Exercise directions: For the string "Ctrl", report how many lines in the records below contain it, and nothing more.
#### Material to process ####
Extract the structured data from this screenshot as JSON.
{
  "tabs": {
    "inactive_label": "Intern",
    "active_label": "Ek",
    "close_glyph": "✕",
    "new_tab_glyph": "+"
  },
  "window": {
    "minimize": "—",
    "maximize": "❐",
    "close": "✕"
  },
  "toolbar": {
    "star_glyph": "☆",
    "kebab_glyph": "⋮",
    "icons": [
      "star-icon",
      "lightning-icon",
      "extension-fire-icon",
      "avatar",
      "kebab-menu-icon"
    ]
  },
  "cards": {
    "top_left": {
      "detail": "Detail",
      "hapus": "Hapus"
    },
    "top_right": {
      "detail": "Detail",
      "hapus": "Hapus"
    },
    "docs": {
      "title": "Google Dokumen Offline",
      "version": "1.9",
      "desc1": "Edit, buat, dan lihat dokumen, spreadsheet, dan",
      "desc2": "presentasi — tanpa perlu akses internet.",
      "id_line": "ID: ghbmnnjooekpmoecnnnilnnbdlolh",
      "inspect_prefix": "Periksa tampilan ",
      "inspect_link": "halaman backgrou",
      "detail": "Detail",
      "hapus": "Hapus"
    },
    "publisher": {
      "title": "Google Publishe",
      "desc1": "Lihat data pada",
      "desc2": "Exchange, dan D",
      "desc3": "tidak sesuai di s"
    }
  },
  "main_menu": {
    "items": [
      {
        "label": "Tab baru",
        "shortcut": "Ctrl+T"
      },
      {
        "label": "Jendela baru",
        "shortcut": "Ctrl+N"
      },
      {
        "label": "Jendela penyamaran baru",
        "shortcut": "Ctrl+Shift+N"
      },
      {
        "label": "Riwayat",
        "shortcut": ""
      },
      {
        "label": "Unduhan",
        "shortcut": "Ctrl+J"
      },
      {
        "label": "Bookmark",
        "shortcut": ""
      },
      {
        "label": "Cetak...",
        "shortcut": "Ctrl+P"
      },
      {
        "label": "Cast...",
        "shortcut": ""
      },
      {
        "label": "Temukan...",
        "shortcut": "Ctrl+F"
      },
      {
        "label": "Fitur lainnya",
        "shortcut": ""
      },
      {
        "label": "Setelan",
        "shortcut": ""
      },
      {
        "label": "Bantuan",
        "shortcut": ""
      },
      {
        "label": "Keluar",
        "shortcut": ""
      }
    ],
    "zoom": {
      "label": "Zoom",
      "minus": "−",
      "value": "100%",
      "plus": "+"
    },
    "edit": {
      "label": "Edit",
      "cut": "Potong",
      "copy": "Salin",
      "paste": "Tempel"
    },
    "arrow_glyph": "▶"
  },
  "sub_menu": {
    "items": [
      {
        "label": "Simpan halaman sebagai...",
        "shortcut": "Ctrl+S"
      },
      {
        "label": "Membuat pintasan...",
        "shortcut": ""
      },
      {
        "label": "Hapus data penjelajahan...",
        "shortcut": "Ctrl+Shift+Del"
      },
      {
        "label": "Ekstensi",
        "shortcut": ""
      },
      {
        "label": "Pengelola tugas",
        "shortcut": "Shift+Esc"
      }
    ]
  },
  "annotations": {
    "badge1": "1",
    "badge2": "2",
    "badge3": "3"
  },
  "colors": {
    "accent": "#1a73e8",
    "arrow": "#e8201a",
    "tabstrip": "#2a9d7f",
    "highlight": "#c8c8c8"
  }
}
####
Exercise response: 8